* _Work item_:
All of the entries are to be printed exactly as they appear.

* _Data for processing_:
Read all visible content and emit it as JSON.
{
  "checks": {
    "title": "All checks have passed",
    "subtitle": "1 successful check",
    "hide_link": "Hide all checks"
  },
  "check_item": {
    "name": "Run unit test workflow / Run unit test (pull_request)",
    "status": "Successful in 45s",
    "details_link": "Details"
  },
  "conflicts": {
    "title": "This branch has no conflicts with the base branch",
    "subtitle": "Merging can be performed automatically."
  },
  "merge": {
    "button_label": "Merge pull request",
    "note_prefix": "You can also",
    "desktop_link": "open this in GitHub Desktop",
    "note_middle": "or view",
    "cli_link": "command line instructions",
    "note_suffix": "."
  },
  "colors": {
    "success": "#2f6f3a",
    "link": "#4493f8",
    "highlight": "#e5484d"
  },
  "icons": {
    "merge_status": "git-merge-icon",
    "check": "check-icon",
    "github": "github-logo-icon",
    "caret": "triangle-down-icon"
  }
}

* _Answer space_:
Read all visible content and emit it as JSON.
{
  "checks": {
    "title": "All checks have passed",
    "subtitle": "1 successful check",
    "hide_link": "Hide all checks"
  },
  "check_item": {
    "name": "Run unit test workflow / Run unit test (pull_request)",
    "status": "Successful in 45s",
    "details_link": "Details"
  },
  "conflicts": {
    "title": "This branch has no conflicts with the base branch",
    "subtitle": "Merging can be performed automatically."
  },
  "merge": {
    "button_label": "Merge pull request",
    "note_prefix": "You can also",
    "desktop_link": "open this in GitHub Desktop",
    "note_middle": "or view",
    "cli_link": "command line instructions",
    "note_suffix": "."
  },
  "colors": {
    "success": "#2f6f3a",
    "link": "#4493f8",
    "highlight": "#e5484d"
  },
  "icons": {
    "merge_status": "git-merge-icon",
    "check": "check-icon",
    "github": "github-logo-icon",
    "caret": "triangle-down-icon"
  }
}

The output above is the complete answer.